* [Component data from apps and pages]:
[Start of Attachment]

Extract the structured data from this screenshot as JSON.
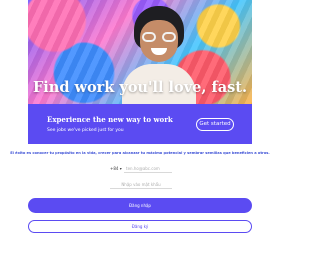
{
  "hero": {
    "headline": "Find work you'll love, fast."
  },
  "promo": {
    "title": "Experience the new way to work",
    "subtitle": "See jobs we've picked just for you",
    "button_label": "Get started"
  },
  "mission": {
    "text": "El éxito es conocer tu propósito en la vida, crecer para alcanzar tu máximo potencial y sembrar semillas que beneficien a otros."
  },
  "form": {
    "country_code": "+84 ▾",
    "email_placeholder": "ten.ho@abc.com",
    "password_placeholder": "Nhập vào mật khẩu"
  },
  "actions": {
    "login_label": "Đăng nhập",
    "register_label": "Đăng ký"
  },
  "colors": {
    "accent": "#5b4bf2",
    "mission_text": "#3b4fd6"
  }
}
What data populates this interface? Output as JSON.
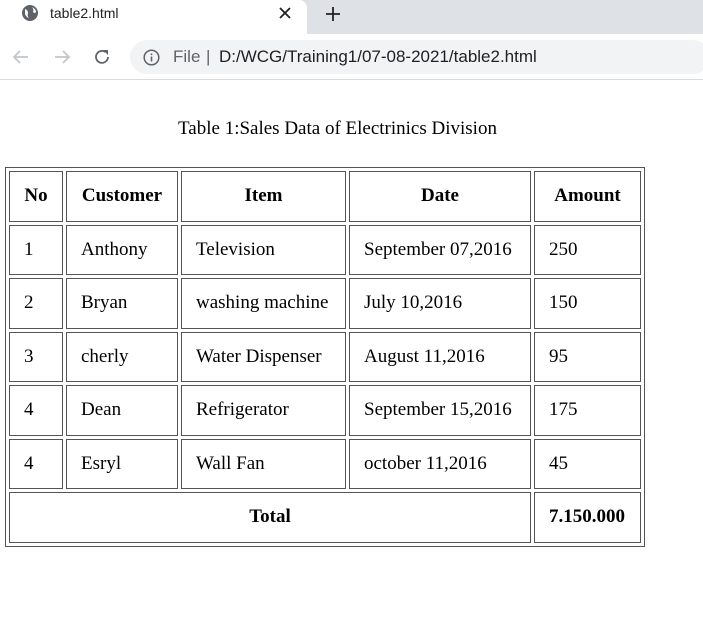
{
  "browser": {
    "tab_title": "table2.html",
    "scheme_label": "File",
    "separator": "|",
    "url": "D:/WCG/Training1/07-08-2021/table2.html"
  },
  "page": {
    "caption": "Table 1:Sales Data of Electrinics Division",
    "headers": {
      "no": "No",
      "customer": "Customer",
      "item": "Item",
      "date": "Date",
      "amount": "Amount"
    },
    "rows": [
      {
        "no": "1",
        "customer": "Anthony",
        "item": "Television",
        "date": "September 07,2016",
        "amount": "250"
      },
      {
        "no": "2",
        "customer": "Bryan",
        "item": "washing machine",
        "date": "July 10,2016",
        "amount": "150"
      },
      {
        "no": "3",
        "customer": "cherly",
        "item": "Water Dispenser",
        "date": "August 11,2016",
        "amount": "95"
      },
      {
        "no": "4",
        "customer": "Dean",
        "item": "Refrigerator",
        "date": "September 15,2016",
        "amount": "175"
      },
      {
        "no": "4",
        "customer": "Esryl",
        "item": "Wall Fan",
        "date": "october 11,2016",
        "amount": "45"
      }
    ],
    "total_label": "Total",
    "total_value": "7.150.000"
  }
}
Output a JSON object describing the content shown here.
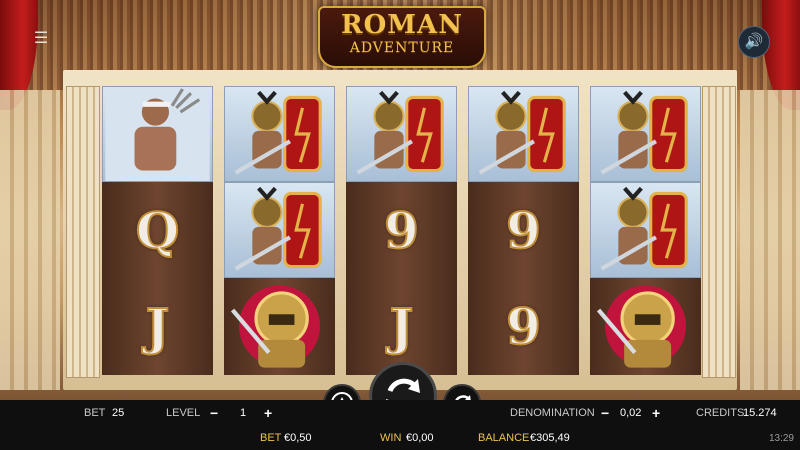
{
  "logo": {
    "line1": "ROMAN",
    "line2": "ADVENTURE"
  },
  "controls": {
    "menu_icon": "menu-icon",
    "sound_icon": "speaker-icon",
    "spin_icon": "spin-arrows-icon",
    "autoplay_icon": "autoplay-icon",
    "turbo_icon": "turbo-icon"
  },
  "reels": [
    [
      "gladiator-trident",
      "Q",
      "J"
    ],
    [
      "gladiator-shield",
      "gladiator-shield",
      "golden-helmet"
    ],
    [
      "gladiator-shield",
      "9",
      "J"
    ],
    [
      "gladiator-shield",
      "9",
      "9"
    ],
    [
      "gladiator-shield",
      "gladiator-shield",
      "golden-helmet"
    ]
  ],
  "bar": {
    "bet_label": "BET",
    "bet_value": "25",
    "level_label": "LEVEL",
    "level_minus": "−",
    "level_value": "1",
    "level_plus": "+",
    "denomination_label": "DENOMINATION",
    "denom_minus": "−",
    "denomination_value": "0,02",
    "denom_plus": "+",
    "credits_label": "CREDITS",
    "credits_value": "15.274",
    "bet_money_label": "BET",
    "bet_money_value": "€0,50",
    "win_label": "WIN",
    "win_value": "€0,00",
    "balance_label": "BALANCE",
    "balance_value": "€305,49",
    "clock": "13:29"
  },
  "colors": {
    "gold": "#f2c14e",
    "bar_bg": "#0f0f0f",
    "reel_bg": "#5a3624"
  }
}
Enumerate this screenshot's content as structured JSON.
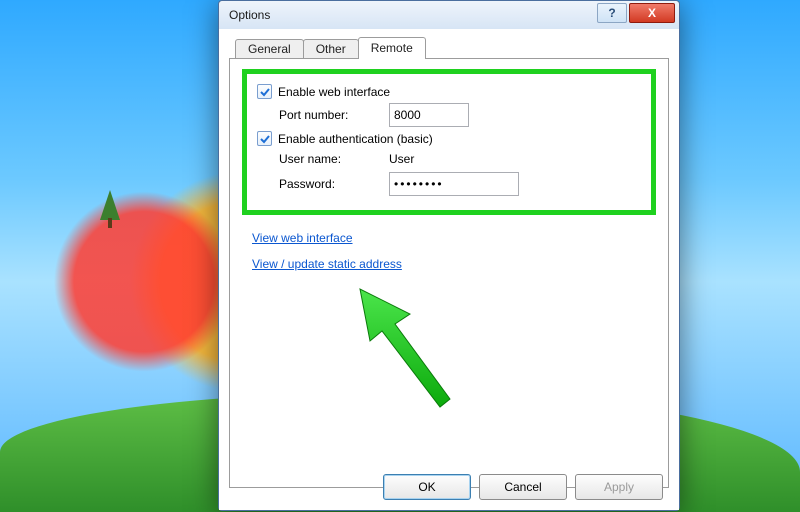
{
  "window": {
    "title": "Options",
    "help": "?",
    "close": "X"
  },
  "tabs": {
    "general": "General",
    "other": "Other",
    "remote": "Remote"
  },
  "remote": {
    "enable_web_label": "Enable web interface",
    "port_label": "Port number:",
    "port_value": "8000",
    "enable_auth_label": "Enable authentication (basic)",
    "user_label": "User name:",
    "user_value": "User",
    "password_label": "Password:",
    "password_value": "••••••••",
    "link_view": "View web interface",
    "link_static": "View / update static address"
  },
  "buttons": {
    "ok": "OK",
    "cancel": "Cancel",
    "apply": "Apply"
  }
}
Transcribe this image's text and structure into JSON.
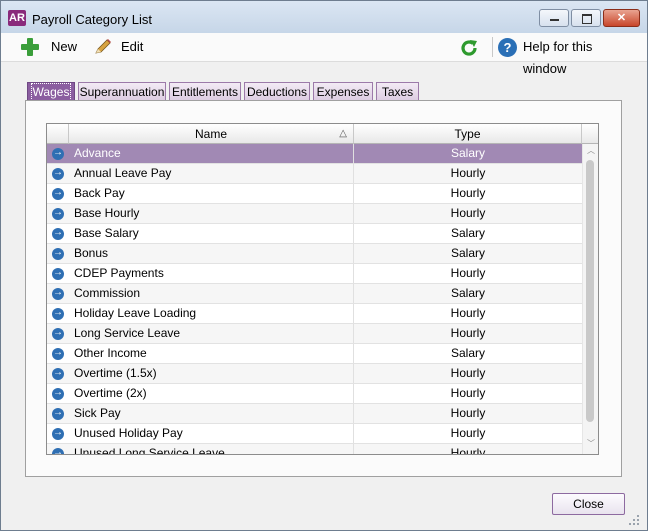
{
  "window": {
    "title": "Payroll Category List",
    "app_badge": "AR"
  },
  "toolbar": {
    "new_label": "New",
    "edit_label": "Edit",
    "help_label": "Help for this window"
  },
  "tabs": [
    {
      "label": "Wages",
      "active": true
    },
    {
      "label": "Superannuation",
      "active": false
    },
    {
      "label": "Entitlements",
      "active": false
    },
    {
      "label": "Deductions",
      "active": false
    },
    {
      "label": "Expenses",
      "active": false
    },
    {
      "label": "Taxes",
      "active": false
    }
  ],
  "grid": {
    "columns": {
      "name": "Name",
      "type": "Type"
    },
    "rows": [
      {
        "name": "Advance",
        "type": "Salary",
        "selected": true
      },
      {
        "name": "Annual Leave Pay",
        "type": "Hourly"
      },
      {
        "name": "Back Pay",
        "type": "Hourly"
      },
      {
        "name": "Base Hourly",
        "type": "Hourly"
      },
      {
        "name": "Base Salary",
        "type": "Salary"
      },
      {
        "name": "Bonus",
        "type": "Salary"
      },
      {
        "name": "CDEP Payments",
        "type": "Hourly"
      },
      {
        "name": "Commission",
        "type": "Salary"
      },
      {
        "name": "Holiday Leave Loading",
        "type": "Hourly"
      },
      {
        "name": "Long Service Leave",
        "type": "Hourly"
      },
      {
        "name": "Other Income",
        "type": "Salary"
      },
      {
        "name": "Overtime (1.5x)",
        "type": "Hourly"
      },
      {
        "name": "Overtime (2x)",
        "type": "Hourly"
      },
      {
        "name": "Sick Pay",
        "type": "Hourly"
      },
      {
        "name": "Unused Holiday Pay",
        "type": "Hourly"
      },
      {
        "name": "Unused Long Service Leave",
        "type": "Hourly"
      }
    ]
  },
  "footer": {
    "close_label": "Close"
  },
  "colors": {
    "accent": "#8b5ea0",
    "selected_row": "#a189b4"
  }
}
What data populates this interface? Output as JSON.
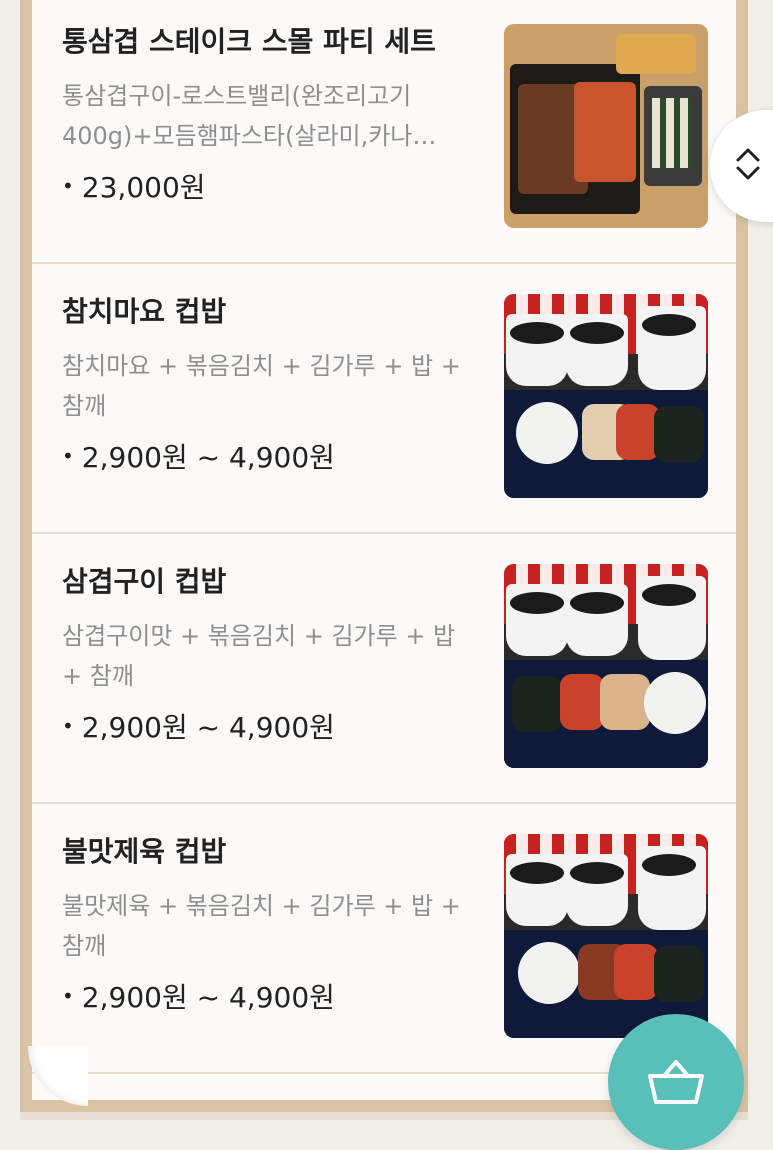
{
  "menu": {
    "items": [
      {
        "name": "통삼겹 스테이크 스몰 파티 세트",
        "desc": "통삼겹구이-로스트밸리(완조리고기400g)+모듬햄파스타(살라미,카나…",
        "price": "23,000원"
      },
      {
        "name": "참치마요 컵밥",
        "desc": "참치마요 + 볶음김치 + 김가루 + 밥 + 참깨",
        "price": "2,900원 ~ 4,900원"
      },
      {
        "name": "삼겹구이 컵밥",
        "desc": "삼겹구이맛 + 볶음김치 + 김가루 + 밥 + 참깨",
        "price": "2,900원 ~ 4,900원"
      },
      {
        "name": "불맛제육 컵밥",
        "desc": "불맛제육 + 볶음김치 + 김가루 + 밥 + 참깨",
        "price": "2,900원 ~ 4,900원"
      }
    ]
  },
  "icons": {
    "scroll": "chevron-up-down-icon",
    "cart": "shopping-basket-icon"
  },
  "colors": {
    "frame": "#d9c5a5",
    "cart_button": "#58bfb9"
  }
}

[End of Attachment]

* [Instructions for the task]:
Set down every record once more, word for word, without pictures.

* [The completed task]:
Extract the structured data from this screenshot as JSON.
{
  "hero": {
    "headline": "Find work you'll love, fast."
  },
  "promo": {
    "title": "Experience the new way to work",
    "subtitle": "See jobs we've picked just for you",
    "button_label": "Get started"
  },
  "mission": {
    "text": "El éxito es conocer tu propósito en la vida, crecer para alcanzar tu máximo potencial y sembrar semillas que beneficien a otros."
  },
  "form": {
    "country_code": "+84 ▾",
    "email_placeholder": "ten.ho@abc.com",
    "password_placeholder": "Nhập vào mật khẩu"
  },
  "actions": {
    "login_label": "Đăng nhập",
    "register_label": "Đăng ký"
  },
  "colors": {
    "accent": "#5b4bf2",
    "mission_text": "#3b4fd6"
  }
}
What data populates this interface? Output as JSON.
{
  "browser": {
    "tab_title": "table2.html",
    "scheme_label": "File",
    "separator": "|",
    "url": "D:/WCG/Training1/07-08-2021/table2.html"
  },
  "page": {
    "caption": "Table 1:Sales Data of Electrinics Division",
    "headers": {
      "no": "No",
      "customer": "Customer",
      "item": "Item",
      "date": "Date",
      "amount": "Amount"
    },
    "rows": [
      {
        "no": "1",
        "customer": "Anthony",
        "item": "Television",
        "date": "September 07,2016",
        "amount": "250"
      },
      {
        "no": "2",
        "customer": "Bryan",
        "item": "washing machine",
        "date": "July 10,2016",
        "amount": "150"
      },
      {
        "no": "3",
        "customer": "cherly",
        "item": "Water Dispenser",
        "date": "August 11,2016",
        "amount": "95"
      },
      {
        "no": "4",
        "customer": "Dean",
        "item": "Refrigerator",
        "date": "September 15,2016",
        "amount": "175"
      },
      {
        "no": "4",
        "customer": "Esryl",
        "item": "Wall Fan",
        "date": "october 11,2016",
        "amount": "45"
      }
    ],
    "total_label": "Total",
    "total_value": "7.150.000"
  }
}
Output a JSON object describing the content shown here.
{
  "logo": {
    "line1": "ROMAN",
    "line2": "ADVENTURE"
  },
  "controls": {
    "menu_icon": "menu-icon",
    "sound_icon": "speaker-icon",
    "spin_icon": "spin-arrows-icon",
    "autoplay_icon": "autoplay-icon",
    "turbo_icon": "turbo-icon"
  },
  "reels": [
    [
      "gladiator-trident",
      "Q",
      "J"
    ],
    [
      "gladiator-shield",
      "gladiator-shield",
      "golden-helmet"
    ],
    [
      "gladiator-shield",
      "9",
      "J"
    ],
    [
      "gladiator-shield",
      "9",
      "9"
    ],
    [
      "gladiator-shield",
      "gladiator-shield",
      "golden-helmet"
    ]
  ],
  "bar": {
    "bet_label": "BET",
    "bet_value": "25",
    "level_label": "LEVEL",
    "level_minus": "−",
    "level_value": "1",
    "level_plus": "+",
    "denomination_label": "DENOMINATION",
    "denom_minus": "−",
    "denomination_value": "0,02",
    "denom_plus": "+",
    "credits_label": "CREDITS",
    "credits_value": "15.274",
    "bet_money_label": "BET",
    "bet_money_value": "€0,50",
    "win_label": "WIN",
    "win_value": "€0,00",
    "balance_label": "BALANCE",
    "balance_value": "€305,49",
    "clock": "13:29"
  },
  "colors": {
    "gold": "#f2c14e",
    "bar_bg": "#0f0f0f",
    "reel_bg": "#5a3624"
  }
}
Enumerate this screenshot's content as structured JSON.
{
  "window": {
    "title": "Options",
    "help": "?",
    "close": "X"
  },
  "tabs": {
    "general": "General",
    "other": "Other",
    "remote": "Remote"
  },
  "remote": {
    "enable_web_label": "Enable web interface",
    "port_label": "Port number:",
    "port_value": "8000",
    "enable_auth_label": "Enable authentication (basic)",
    "user_label": "User name:",
    "user_value": "User",
    "password_label": "Password:",
    "password_value": "••••••••",
    "link_view": "View web interface",
    "link_static": "View / update static address"
  },
  "buttons": {
    "ok": "OK",
    "cancel": "Cancel",
    "apply": "Apply"
  }
}
Transcribe this image's text and structure into JSON.
{
  "window": {
    "title": "Payroll Category List",
    "app_badge": "AR"
  },
  "toolbar": {
    "new_label": "New",
    "edit_label": "Edit",
    "help_label": "Help for this window"
  },
  "tabs": [
    {
      "label": "Wages",
      "active": true
    },
    {
      "label": "Superannuation",
      "active": false
    },
    {
      "label": "Entitlements",
      "active": false
    },
    {
      "label": "Deductions",
      "active": false
    },
    {
      "label": "Expenses",
      "active": false
    },
    {
      "label": "Taxes",
      "active": false
    }
  ],
  "grid": {
    "columns": {
      "name": "Name",
      "type": "Type"
    },
    "rows": [
      {
        "name": "Advance",
        "type": "Salary",
        "selected": true
      },
      {
        "name": "Annual Leave Pay",
        "type": "Hourly"
      },
      {
        "name": "Back Pay",
        "type": "Hourly"
      },
      {
        "name": "Base Hourly",
        "type": "Hourly"
      },
      {
        "name": "Base Salary",
        "type": "Salary"
      },
      {
        "name": "Bonus",
        "type": "Salary"
      },
      {
        "name": "CDEP Payments",
        "type": "Hourly"
      },
      {
        "name": "Commission",
        "type": "Salary"
      },
      {
        "name": "Holiday Leave Loading",
        "type": "Hourly"
      },
      {
        "name": "Long Service Leave",
        "type": "Hourly"
      },
      {
        "name": "Other Income",
        "type": "Salary"
      },
      {
        "name": "Overtime (1.5x)",
        "type": "Hourly"
      },
      {
        "name": "Overtime (2x)",
        "type": "Hourly"
      },
      {
        "name": "Sick Pay",
        "type": "Hourly"
      },
      {
        "name": "Unused Holiday Pay",
        "type": "Hourly"
      },
      {
        "name": "Unused Long Service Leave",
        "type": "Hourly"
      }
    ]
  },
  "footer": {
    "close_label": "Close"
  },
  "colors": {
    "accent": "#8b5ea0",
    "selected_row": "#a189b4"
  }
}
What data populates this interface? Output as JSON.
{
  "menu": {
    "items": [
      {
        "name": "통삼겹 스테이크 스몰 파티 세트",
        "desc": "통삼겹구이-로스트밸리(완조리고기400g)+모듬햄파스타(살라미,카나…",
        "price": "23,000원"
      },
      {
        "name": "참치마요 컵밥",
        "desc": "참치마요 + 볶음김치 + 김가루 + 밥 + 참깨",
        "price": "2,900원 ~ 4,900원"
      },
      {
        "name": "삼겹구이 컵밥",
        "desc": "삼겹구이맛 + 볶음김치 + 김가루 + 밥 + 참깨",
        "price": "2,900원 ~ 4,900원"
      },
      {
        "name": "불맛제육 컵밥",
        "desc": "불맛제육 + 볶음김치 + 김가루 + 밥 + 참깨",
        "price": "2,900원 ~ 4,900원"
      }
    ]
  },
  "icons": {
    "scroll": "chevron-up-down-icon",
    "cart": "shopping-basket-icon"
  },
  "colors": {
    "frame": "#d9c5a5",
    "cart_button": "#58bfb9"
  }
}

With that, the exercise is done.